TUPELO, Miss. -- When Tim Gardner was born at the hospital here 53 years ago, it was just "one little building on the hill" in a town best known as Elvis Presley's birthplace.
From those humble beginnings, North Mississippi Medical Center has grown into the largest non-metropolitan hospital in the country, a booming enterprise with a complex of glass and marble buildings and 40 satellite clinics stretching into Alabama and Tennessee. The company, incorporated in Delaware, has nearly $300 million in the bank and "exceptional profitability," according to one Wall Street rating agency.
The nonprofit North Mississippi Medical Center in Tupelo is exempt from federal, state and local taxes by providing care to "charity patients."
(C. Richard Cotton For The Washington Post)
And it pays no taxes. As one of 4,800 nonprofit U.S. hospitals, North Mississippi Medical Center is exempt from federal, state and local taxes in return for providing care to "charity patients."
But when Gardner, who is uninsured and suffers from heart trouble, asked for more time to pay off a $4,500 bill, the response came in the form of a summons. The hospital sued him for the balance plus $1,100 in legal fees.
Now Gardner and hundreds like him are at the center of a nationwide battle over whether nonprofit hospitals -- often flush with cash, opulent buildings and high-paid executives -- are fulfilling their mission as charitable institutions. Since last spring, a phalanx of trial lawyers who made millions suing asbestos makers and tobacco companies have been targeting tax-exempt hospitals, accusing them of gouging the poor.
"I was paying the best I could," said Gardner, who on his $18,000-a-year cook's salary had managed to pay $1,000. "I'm not trying to run. At the end of that week I was going to pay them some more."
Forty-six suits have been filed in 22 states, including one against Virginia's Inova Health System, alleging the hospitals violate their tax-exempt status by charging uninsured patients the highest rates and employing abusive tactics to collect.
"Their goal is to discourage these uninsured patients from returning," said Richard F. Scruggs, the lead attorney. "If they paid taxes, I couldn't complain. But these hospitals are given freedom from taxation for doing something."

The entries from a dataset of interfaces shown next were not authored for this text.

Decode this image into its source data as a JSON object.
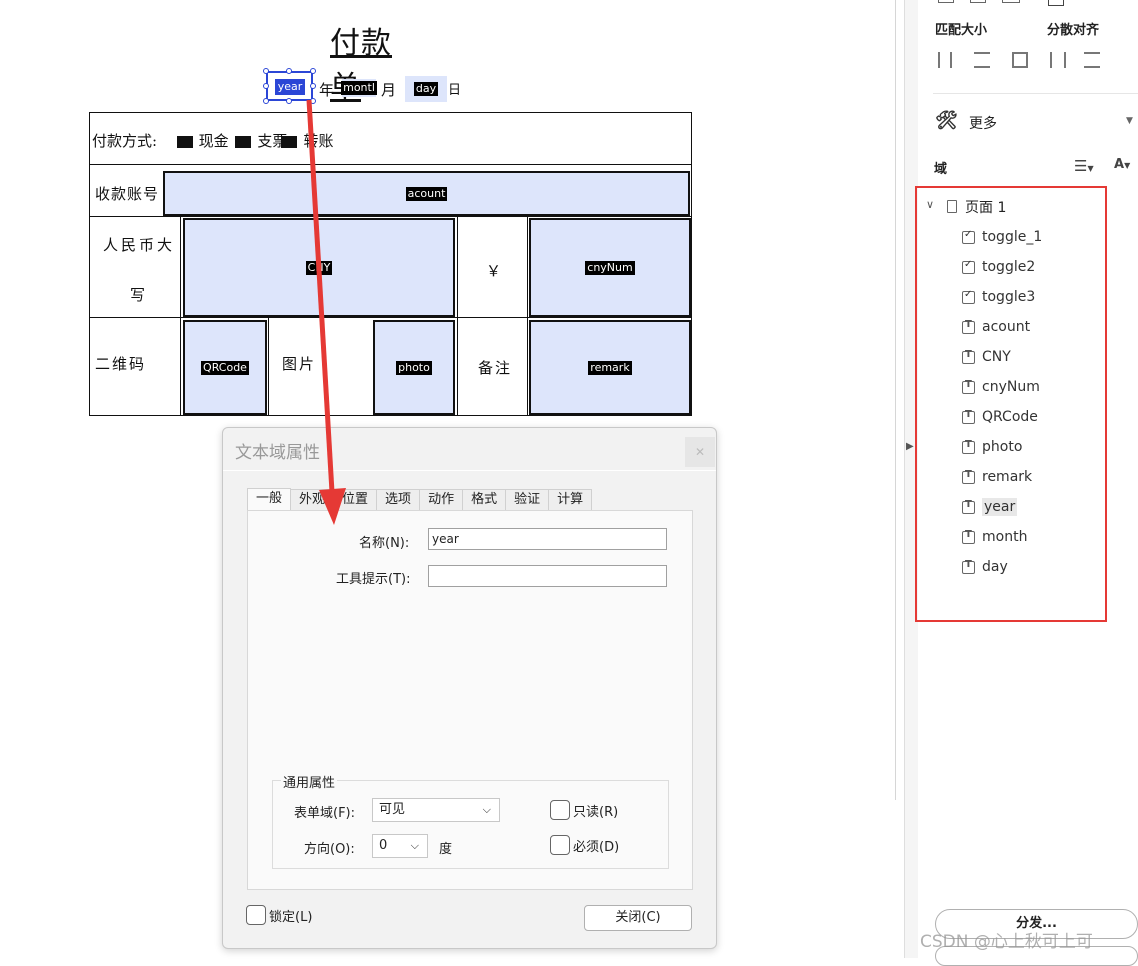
{
  "doc": {
    "title": "付款单",
    "date_fields": {
      "year": "year",
      "year_unit": "年",
      "month": "montl",
      "month_unit": "月",
      "day": "day",
      "day_unit": "日"
    },
    "payment": {
      "label": "付款方式:",
      "opt1": "现金",
      "opt2": "支票",
      "opt3": "转账"
    },
    "account_label": "收款账号",
    "account_field": "acount",
    "rmb_label_1": "人民币大",
    "rmb_label_2": "写",
    "cny_field": "CNY",
    "yen_symbol": "￥",
    "cnynum_field": "cnyNum",
    "qr_label": "二维码",
    "qr_field": "QRCode",
    "image_label": "图片",
    "photo_field": "photo",
    "remark_label": "备注",
    "remark_field": "remark"
  },
  "dialog": {
    "title": "文本域属性",
    "close_icon": "✕",
    "tabs": [
      "一般",
      "外观",
      "位置",
      "选项",
      "动作",
      "格式",
      "验证",
      "计算"
    ],
    "name_label": "名称(N):",
    "name_value": "year",
    "tooltip_label": "工具提示(T):",
    "tooltip_value": "",
    "group_title": "通用属性",
    "form_field_label": "表单域(F):",
    "form_field_value": "可见",
    "readonly_label": "只读(R)",
    "direction_label": "方向(O):",
    "direction_value": "0",
    "degree_label": "度",
    "required_label": "必须(D)",
    "lock_label": "锁定(L)",
    "close_button": "关闭(C)"
  },
  "right_panel": {
    "match_size": "匹配大小",
    "distribute_align": "分散对齐",
    "more": "更多",
    "fields_label": "域",
    "page_node": "页面 1",
    "items": [
      {
        "name": "toggle_1",
        "kind": "checkbox"
      },
      {
        "name": "toggle2",
        "kind": "checkbox"
      },
      {
        "name": "toggle3",
        "kind": "checkbox"
      },
      {
        "name": "acount",
        "kind": "text"
      },
      {
        "name": "CNY",
        "kind": "text"
      },
      {
        "name": "cnyNum",
        "kind": "text"
      },
      {
        "name": "QRCode",
        "kind": "text"
      },
      {
        "name": "photo",
        "kind": "text"
      },
      {
        "name": "remark",
        "kind": "text"
      },
      {
        "name": "year",
        "kind": "text",
        "selected": true
      },
      {
        "name": "month",
        "kind": "text"
      },
      {
        "name": "day",
        "kind": "text"
      }
    ],
    "distribute_button": "分发...",
    "watermark": "CSDN @心上秋可上可"
  },
  "colors": {
    "field_fill": "#dde5fb",
    "highlight_red": "#e53935",
    "selection_blue": "#2b46d6"
  }
}
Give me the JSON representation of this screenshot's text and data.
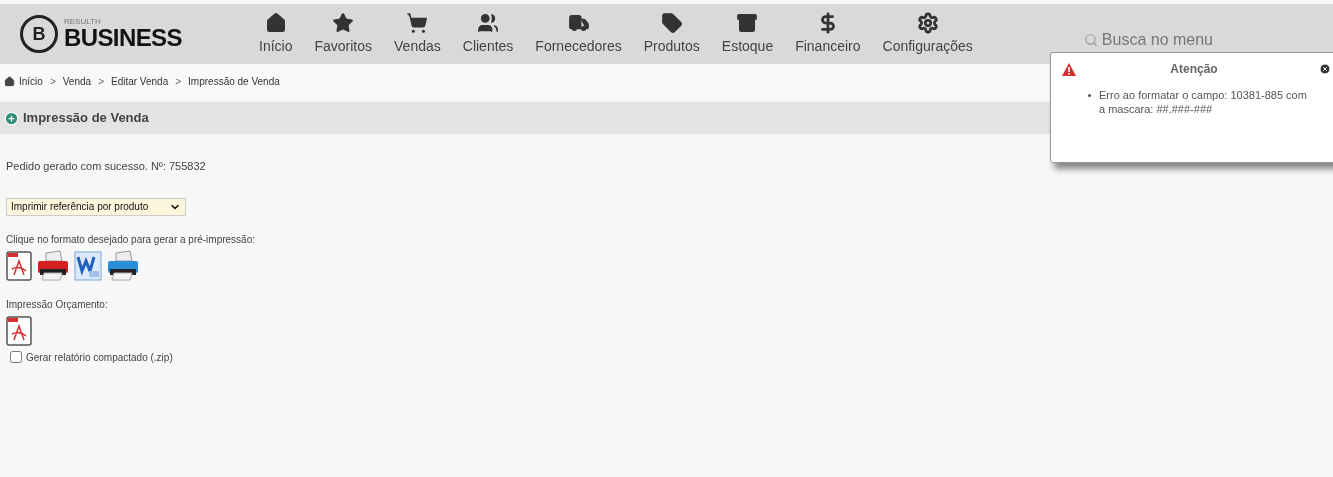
{
  "logo": {
    "mark": "B",
    "small": "RESULTH",
    "name": "BUSINESS"
  },
  "nav": [
    {
      "label": "Início",
      "kind": "home"
    },
    {
      "label": "Favoritos",
      "kind": "star"
    },
    {
      "label": "Vendas",
      "kind": "cart"
    },
    {
      "label": "Clientes",
      "kind": "users"
    },
    {
      "label": "Fornecedores",
      "kind": "truck"
    },
    {
      "label": "Produtos",
      "kind": "tag"
    },
    {
      "label": "Estoque",
      "kind": "box"
    },
    {
      "label": "Financeiro",
      "kind": "dollar"
    },
    {
      "label": "Configurações",
      "kind": "gear"
    }
  ],
  "search": {
    "placeholder": "Busca no menu"
  },
  "breadcrumb": [
    "Início",
    "Venda",
    "Editar Venda",
    "Impressão de Venda"
  ],
  "breadcrumb_separator": ">",
  "page_title": "Impressão de Venda",
  "message": "Pedido gerado com sucesso. Nº: 755832",
  "print_select": {
    "value": "Imprimir referência por produto"
  },
  "format_label": "Clique no formato desejado para gerar a pré-impressão:",
  "formats": [
    {
      "kind": "pdf"
    },
    {
      "kind": "printer-red"
    },
    {
      "kind": "word"
    },
    {
      "kind": "printer-blue"
    }
  ],
  "budget_label": "Impressão Orçamento:",
  "budget_formats": [
    {
      "kind": "pdf"
    }
  ],
  "zip_option": {
    "label": "Gerar relatório compactado (.zip)",
    "checked": false
  },
  "alert": {
    "title": "Atenção",
    "items": [
      "Erro ao formatar o campo: 10381-885 com a mascara: ##.###-###"
    ]
  }
}
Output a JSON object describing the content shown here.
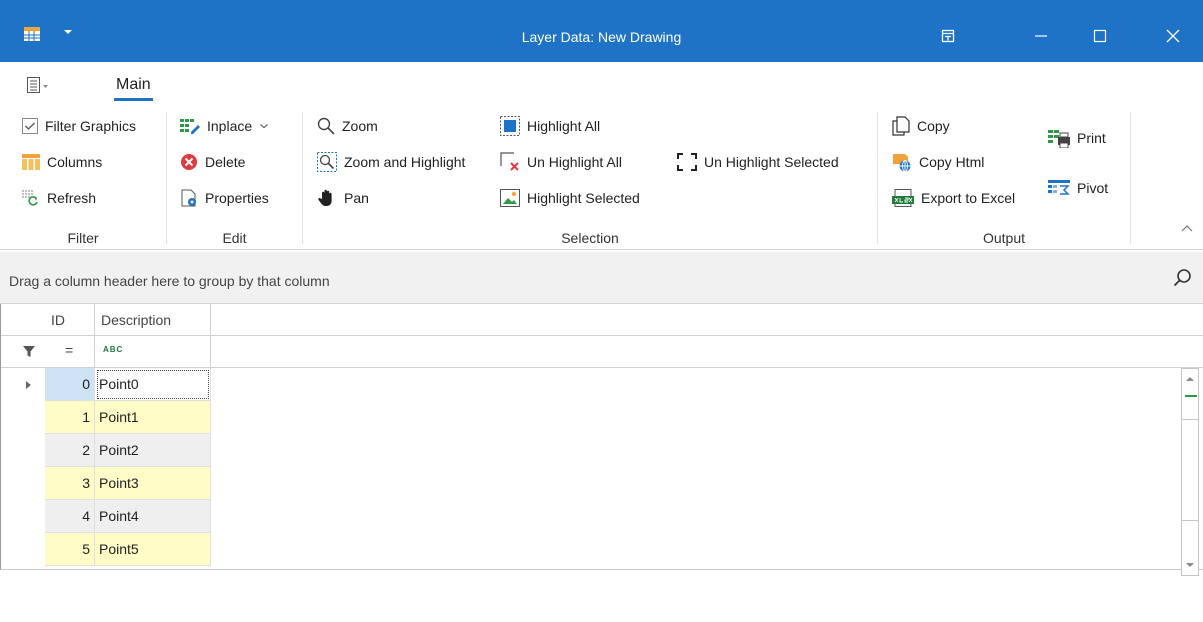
{
  "window": {
    "title": "Layer Data: New Drawing"
  },
  "ribbon": {
    "tab_main": "Main",
    "groups": {
      "filter": {
        "label": "Filter",
        "filter_graphics": "Filter Graphics",
        "columns": "Columns",
        "refresh": "Refresh"
      },
      "edit": {
        "label": "Edit",
        "inplace": "Inplace",
        "delete": "Delete",
        "properties": "Properties"
      },
      "selection": {
        "label": "Selection",
        "zoom": "Zoom",
        "zoom_highlight": "Zoom and Highlight",
        "pan": "Pan",
        "highlight_all": "Highlight All",
        "unhighlight_all": "Un Highlight All",
        "highlight_selected": "Highlight Selected",
        "unhighlight_selected": "Un Highlight Selected"
      },
      "output": {
        "label": "Output",
        "copy": "Copy",
        "copy_html": "Copy Html",
        "export_excel": "Export to Excel",
        "print": "Print",
        "pivot": "Pivot"
      }
    }
  },
  "group_panel": {
    "hint": "Drag a column header here to group by that column"
  },
  "grid": {
    "columns": [
      "ID",
      "Description"
    ],
    "rows": [
      {
        "id": "0",
        "desc": "Point0"
      },
      {
        "id": "1",
        "desc": "Point1"
      },
      {
        "id": "2",
        "desc": "Point2"
      },
      {
        "id": "3",
        "desc": "Point3"
      },
      {
        "id": "4",
        "desc": "Point4"
      },
      {
        "id": "5",
        "desc": "Point5"
      }
    ],
    "filter_operator": "=",
    "filter_type_glyph": "ABC"
  },
  "colors": {
    "titlebar": "#1e73c6",
    "odd_row": "#fffcc8",
    "even_row": "#efefef",
    "selected_id": "#cfe3f5"
  }
}
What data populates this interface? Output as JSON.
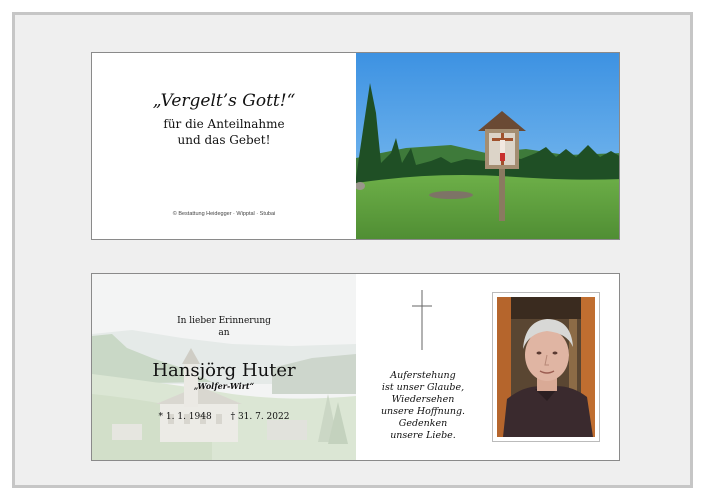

Included in the cases is a California hospital with $1 million in an offshore bank account, another in Louisiana that owns a luxury hotel and health clubs, and a Georgia hospital that flew its executives on private jets to meetings in the Cayman Islands and Florida's Amelia Island. Because private insurers and the government negotiate deep discounts for their clients, the uninsured are usually the only ones charged the list price -- up to six times as much as for insured patients.
The American Hospital Association (AHA), which is a co-defendant in many suits, says hospitals are among the most generous businesses in the nation and it is unfair to blame them for a larger societal problem.